* _Exercise objective_
Return every entry exactly as written.

* _Data provided_
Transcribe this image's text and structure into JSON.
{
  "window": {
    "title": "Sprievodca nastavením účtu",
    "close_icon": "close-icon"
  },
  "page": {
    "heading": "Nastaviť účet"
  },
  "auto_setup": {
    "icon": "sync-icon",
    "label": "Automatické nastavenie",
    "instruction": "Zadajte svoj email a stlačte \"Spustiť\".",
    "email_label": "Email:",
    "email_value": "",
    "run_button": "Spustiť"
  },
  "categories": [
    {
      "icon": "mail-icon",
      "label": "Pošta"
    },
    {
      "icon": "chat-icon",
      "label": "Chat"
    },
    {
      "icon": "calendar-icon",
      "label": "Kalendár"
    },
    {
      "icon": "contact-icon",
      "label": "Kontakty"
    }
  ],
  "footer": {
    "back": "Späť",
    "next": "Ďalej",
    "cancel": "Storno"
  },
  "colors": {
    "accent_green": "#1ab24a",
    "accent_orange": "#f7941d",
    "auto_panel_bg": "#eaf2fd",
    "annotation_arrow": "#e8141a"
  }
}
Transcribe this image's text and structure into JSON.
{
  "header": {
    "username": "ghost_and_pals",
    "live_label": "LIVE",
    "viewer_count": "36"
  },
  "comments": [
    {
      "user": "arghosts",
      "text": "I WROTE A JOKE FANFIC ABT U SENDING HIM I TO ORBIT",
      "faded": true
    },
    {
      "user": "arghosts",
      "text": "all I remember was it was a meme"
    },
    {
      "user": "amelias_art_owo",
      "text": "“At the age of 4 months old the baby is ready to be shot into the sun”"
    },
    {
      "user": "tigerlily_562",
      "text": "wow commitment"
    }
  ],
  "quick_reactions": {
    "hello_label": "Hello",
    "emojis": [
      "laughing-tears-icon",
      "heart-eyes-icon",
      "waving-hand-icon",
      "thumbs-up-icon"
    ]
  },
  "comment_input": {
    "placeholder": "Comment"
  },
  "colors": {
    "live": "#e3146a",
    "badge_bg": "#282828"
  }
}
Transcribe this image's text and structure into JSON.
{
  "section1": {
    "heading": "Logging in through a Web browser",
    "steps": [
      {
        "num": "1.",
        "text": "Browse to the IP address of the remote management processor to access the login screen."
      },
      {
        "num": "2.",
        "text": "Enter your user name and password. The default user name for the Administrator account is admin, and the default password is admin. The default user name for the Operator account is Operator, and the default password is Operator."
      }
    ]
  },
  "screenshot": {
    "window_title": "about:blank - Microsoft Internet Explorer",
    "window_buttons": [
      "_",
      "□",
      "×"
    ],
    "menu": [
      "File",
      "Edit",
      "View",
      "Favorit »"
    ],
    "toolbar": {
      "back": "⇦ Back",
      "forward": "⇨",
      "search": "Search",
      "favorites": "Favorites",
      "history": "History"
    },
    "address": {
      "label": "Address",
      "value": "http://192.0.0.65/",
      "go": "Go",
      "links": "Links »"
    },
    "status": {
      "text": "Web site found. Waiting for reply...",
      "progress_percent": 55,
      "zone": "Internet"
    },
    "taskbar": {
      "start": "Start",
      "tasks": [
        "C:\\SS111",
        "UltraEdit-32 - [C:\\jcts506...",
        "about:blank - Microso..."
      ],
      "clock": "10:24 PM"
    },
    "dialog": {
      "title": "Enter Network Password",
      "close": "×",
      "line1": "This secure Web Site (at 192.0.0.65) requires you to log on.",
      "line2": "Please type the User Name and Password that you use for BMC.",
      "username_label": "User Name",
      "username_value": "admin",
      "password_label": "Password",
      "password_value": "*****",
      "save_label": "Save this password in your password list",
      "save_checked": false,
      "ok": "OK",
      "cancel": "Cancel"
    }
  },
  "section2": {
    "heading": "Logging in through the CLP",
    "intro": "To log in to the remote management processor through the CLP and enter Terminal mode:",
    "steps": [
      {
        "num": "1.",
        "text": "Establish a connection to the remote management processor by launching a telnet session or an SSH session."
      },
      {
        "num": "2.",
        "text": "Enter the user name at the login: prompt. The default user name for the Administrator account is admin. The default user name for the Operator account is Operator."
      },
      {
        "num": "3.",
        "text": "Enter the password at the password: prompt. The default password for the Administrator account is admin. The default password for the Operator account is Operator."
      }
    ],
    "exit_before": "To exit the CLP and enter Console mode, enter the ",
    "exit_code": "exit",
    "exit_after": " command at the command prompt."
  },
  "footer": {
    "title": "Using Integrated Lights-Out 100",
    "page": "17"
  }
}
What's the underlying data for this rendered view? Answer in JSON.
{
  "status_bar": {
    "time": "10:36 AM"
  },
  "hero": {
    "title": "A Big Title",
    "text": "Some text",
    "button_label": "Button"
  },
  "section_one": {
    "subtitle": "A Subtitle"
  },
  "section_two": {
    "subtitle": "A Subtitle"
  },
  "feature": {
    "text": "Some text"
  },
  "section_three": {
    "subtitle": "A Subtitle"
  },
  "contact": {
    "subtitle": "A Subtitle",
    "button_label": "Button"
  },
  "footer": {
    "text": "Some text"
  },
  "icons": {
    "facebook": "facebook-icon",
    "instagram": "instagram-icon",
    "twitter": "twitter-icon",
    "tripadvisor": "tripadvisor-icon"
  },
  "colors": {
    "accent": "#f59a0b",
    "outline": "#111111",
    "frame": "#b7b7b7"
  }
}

* _Solution_
Transcribe this image's text and structure into JSON.
{
  "window": {
    "title": "Sprievodca nastavením účtu",
    "close_icon": "close-icon"
  },
  "page": {
    "heading": "Nastaviť účet"
  },
  "auto_setup": {
    "icon": "sync-icon",
    "label": "Automatické nastavenie",
    "instruction": "Zadajte svoj email a stlačte \"Spustiť\".",
    "email_label": "Email:",
    "email_value": "",
    "run_button": "Spustiť"
  },
  "categories": [
    {
      "icon": "mail-icon",
      "label": "Pošta"
    },
    {
      "icon": "chat-icon",
      "label": "Chat"
    },
    {
      "icon": "calendar-icon",
      "label": "Kalendár"
    },
    {
      "icon": "contact-icon",
      "label": "Kontakty"
    }
  ],
  "footer": {
    "back": "Späť",
    "next": "Ďalej",
    "cancel": "Storno"
  },
  "colors": {
    "accent_green": "#1ab24a",
    "accent_orange": "#f7941d",
    "auto_panel_bg": "#eaf2fd",
    "annotation_arrow": "#e8141a"
  }
}
Transcribe this image's text and structure into JSON.
{
  "header": {
    "username": "ghost_and_pals",
    "live_label": "LIVE",
    "viewer_count": "36"
  },
  "comments": [
    {
      "user": "arghosts",
      "text": "I WROTE A JOKE FANFIC ABT U SENDING HIM I TO ORBIT",
      "faded": true
    },
    {
      "user": "arghosts",
      "text": "all I remember was it was a meme"
    },
    {
      "user": "amelias_art_owo",
      "text": "“At the age of 4 months old the baby is ready to be shot into the sun”"
    },
    {
      "user": "tigerlily_562",
      "text": "wow commitment"
    }
  ],
  "quick_reactions": {
    "hello_label": "Hello",
    "emojis": [
      "laughing-tears-icon",
      "heart-eyes-icon",
      "waving-hand-icon",
      "thumbs-up-icon"
    ]
  },
  "comment_input": {
    "placeholder": "Comment"
  },
  "colors": {
    "live": "#e3146a",
    "badge_bg": "#282828"
  }
}
Transcribe this image's text and structure into JSON.
{
  "section1": {
    "heading": "Logging in through a Web browser",
    "steps": [
      {
        "num": "1.",
        "text": "Browse to the IP address of the remote management processor to access the login screen."
      },
      {
        "num": "2.",
        "text": "Enter your user name and password. The default user name for the Administrator account is admin, and the default password is admin. The default user name for the Operator account is Operator, and the default password is Operator."
      }
    ]
  },
  "screenshot": {
    "window_title": "about:blank - Microsoft Internet Explorer",
    "window_buttons": [
      "_",
      "□",
      "×"
    ],
    "menu": [
      "File",
      "Edit",
      "View",
      "Favorit »"
    ],
    "toolbar": {
      "back": "⇦ Back",
      "forward": "⇨",
      "search": "Search",
      "favorites": "Favorites",
      "history": "History"
    },
    "address": {
      "label": "Address",
      "value": "http://192.0.0.65/",
      "go": "Go",
      "links": "Links »"
    },
    "status": {
      "text": "Web site found. Waiting for reply...",
      "progress_percent": 55,
      "zone": "Internet"
    },
    "taskbar": {
      "start": "Start",
      "tasks": [
        "C:\\SS111",
        "UltraEdit-32 - [C:\\jcts506...",
        "about:blank - Microso..."
      ],
      "clock": "10:24 PM"
    },
    "dialog": {
      "title": "Enter Network Password",
      "close": "×",
      "line1": "This secure Web Site (at 192.0.0.65) requires you to log on.",
      "line2": "Please type the User Name and Password that you use for BMC.",
      "username_label": "User Name",
      "username_value": "admin",
      "password_label": "Password",
      "password_value": "*****",
      "save_label": "Save this password in your password list",
      "save_checked": false,
      "ok": "OK",
      "cancel": "Cancel"
    }
  },
  "section2": {
    "heading": "Logging in through the CLP",
    "intro": "To log in to the remote management processor through the CLP and enter Terminal mode:",
    "steps": [
      {
        "num": "1.",
        "text": "Establish a connection to the remote management processor by launching a telnet session or an SSH session."
      },
      {
        "num": "2.",
        "text": "Enter the user name at the login: prompt. The default user name for the Administrator account is admin. The default user name for the Operator account is Operator."
      },
      {
        "num": "3.",
        "text": "Enter the password at the password: prompt. The default password for the Administrator account is admin. The default password for the Operator account is Operator."
      }
    ],
    "exit_before": "To exit the CLP and enter Console mode, enter the ",
    "exit_code": "exit",
    "exit_after": " command at the command prompt."
  },
  "footer": {
    "title": "Using Integrated Lights-Out 100",
    "page": "17"
  }
}
What's the underlying data for this rendered view? Answer in JSON.
{
  "status_bar": {
    "time": "10:36 AM"
  },
  "hero": {
    "title": "A Big Title",
    "text": "Some text",
    "button_label": "Button"
  },
  "section_one": {
    "subtitle": "A Subtitle"
  },
  "section_two": {
    "subtitle": "A Subtitle"
  },
  "feature": {
    "text": "Some text"
  },
  "section_three": {
    "subtitle": "A Subtitle"
  },
  "contact": {
    "subtitle": "A Subtitle",
    "button_label": "Button"
  },
  "footer": {
    "text": "Some text"
  },
  "icons": {
    "facebook": "facebook-icon",
    "instagram": "instagram-icon",
    "twitter": "twitter-icon",
    "tripadvisor": "tripadvisor-icon"
  },
  "colors": {
    "accent": "#f59a0b",
    "outline": "#111111",
    "frame": "#b7b7b7"
  }
}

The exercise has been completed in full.